Study shows surgery might not be needed
A study of Swedish amateur athletes—mostly soccer players—found that those who got an ACL reconstruction right away plus physical therapy fared no better than athletes who started out with rehab and got the surgery later if they still needed it.
Of those in the rehab-first program, fewer than half went on to get the surgery within two years, researchers reported in Thursday’s issue of the New England Journal of Medicine.
“It seems that if you start out with rehabilitation only … you have a good chance of ending up with an equally good outcome as if you had early ACL surgery,” said Richard Frobell of Lund University Hospital in Sweden, an author of the work.

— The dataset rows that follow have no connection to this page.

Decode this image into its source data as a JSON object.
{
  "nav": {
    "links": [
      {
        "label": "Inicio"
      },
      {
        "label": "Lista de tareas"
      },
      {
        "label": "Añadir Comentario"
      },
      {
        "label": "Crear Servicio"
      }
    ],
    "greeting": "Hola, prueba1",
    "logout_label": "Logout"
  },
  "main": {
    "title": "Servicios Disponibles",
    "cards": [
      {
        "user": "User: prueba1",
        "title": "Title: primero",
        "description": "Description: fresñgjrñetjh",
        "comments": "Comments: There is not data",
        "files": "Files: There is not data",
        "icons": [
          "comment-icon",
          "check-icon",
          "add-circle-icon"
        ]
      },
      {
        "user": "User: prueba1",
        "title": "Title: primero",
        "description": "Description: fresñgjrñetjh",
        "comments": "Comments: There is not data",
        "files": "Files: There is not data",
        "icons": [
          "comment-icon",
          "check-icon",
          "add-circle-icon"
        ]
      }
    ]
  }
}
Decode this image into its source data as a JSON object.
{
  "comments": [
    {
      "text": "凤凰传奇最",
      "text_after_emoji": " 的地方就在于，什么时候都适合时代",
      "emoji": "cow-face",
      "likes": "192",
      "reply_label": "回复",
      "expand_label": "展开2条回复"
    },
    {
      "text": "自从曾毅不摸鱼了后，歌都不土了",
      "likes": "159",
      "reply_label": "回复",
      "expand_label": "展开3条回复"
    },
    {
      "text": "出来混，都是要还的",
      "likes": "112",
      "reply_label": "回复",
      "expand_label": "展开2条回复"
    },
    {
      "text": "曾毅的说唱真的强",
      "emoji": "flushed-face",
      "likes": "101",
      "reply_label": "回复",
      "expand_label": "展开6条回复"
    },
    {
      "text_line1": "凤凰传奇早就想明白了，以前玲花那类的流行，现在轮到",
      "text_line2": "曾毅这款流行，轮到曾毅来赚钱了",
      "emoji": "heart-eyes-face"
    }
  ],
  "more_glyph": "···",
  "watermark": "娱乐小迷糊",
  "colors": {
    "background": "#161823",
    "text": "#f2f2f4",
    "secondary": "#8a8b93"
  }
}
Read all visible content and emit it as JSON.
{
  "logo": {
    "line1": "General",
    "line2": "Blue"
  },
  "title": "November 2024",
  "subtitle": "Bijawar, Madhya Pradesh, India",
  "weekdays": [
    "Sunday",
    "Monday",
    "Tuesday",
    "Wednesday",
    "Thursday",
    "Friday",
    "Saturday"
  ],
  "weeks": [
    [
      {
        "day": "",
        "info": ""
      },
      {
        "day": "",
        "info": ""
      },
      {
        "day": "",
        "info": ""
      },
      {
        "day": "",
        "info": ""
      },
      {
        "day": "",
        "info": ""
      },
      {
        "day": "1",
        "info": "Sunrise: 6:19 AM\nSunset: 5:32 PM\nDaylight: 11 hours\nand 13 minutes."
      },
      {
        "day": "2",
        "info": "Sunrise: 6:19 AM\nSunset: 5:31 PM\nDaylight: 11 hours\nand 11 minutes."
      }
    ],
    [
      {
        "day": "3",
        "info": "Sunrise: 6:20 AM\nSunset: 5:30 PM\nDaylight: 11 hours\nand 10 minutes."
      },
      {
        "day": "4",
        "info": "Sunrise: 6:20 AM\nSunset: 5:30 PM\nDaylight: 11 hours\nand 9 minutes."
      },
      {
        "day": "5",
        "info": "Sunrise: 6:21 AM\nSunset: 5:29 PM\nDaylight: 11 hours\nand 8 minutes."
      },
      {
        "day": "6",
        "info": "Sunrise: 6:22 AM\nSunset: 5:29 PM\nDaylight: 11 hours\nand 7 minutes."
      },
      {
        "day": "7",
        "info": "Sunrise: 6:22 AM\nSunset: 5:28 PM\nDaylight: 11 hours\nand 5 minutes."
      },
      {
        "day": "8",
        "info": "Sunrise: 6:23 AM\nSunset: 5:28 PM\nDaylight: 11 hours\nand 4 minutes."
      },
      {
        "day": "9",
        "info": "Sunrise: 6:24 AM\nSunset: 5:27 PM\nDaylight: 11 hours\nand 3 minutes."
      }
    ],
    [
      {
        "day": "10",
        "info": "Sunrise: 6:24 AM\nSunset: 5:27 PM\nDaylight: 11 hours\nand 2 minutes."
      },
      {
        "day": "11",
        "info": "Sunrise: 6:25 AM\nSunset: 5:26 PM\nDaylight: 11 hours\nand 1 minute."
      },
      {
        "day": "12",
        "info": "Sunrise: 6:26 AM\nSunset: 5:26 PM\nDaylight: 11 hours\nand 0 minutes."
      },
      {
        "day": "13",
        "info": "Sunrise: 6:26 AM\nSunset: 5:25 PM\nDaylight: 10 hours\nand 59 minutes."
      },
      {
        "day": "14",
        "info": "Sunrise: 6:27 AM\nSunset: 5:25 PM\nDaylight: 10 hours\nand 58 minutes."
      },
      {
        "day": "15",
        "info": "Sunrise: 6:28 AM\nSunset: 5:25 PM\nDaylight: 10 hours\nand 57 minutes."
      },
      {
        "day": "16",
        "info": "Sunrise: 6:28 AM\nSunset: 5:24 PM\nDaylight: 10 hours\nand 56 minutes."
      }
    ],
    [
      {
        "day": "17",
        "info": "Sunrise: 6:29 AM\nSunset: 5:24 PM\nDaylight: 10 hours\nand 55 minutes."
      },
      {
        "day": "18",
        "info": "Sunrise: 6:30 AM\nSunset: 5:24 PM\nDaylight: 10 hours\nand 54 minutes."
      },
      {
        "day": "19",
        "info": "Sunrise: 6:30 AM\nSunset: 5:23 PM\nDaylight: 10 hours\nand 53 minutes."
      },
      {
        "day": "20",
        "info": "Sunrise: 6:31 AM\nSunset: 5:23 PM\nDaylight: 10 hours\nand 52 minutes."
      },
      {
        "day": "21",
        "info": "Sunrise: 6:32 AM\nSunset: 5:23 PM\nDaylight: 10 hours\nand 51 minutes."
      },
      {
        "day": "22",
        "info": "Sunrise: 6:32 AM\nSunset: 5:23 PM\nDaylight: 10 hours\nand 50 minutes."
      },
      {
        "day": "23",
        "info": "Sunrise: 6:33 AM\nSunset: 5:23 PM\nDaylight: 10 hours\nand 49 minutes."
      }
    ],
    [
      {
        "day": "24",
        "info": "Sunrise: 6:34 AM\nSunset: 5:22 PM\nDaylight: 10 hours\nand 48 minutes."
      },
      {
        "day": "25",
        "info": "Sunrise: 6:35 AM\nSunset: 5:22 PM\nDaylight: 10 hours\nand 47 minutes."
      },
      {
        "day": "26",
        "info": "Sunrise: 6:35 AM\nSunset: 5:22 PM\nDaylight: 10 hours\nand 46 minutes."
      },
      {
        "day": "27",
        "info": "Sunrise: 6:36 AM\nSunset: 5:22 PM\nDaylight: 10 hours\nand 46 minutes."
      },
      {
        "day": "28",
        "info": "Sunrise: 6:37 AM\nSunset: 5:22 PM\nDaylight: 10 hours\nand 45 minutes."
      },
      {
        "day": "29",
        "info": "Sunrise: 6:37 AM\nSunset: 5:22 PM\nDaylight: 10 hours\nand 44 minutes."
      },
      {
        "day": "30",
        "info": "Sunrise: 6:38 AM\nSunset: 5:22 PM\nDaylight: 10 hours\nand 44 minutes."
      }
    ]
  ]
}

“Maybe we will be surprised that a lot of people actually do not need an ACL reconstruction.”
Frobell stressed that the study did not include professional athletes. They usually seek surgery to get back into action quickly rather than waiting to see if rehabilitation works.
About 200,000 Americans each year have surgery to replace the anterior cruciate ligament, or ACL, which is crucial for knee stability. It can get torn in sports like football and soccer that require planting the foot and pivoting.
Doctors already knew that not every patient with a torn ACL needs surgery; a middle-aged jogger or cyclist can often get by with a knee brace and rehabilitation, experts say. Frobell said his work suggests that the same strategy might work for athletes who want to return to more strenuous sports such as soccer, at least on lower competitive levels.
Some patients with a damaged ACL can cope well at a high level. But doctors can’t reliably predict which ACL patients will turn out to be “copers,” and Frobell acknowledged his work doesn’t help with that.
Doctors and patients currently decide on whether to do the surgery depending on individual factors like just what physical activities the patient plans to pursue and the overall health of the knee, said Dr. Bruce Levy, a Mayo Clinic surgeon.
The operation is an outpatient procedure that involves replacing the ACL with tissue from the patient or a cadaver. Risks include infection and stiffness that may require more surgery. The surgery costs $10,000 or more, depending on whether cadaver tissue is needed.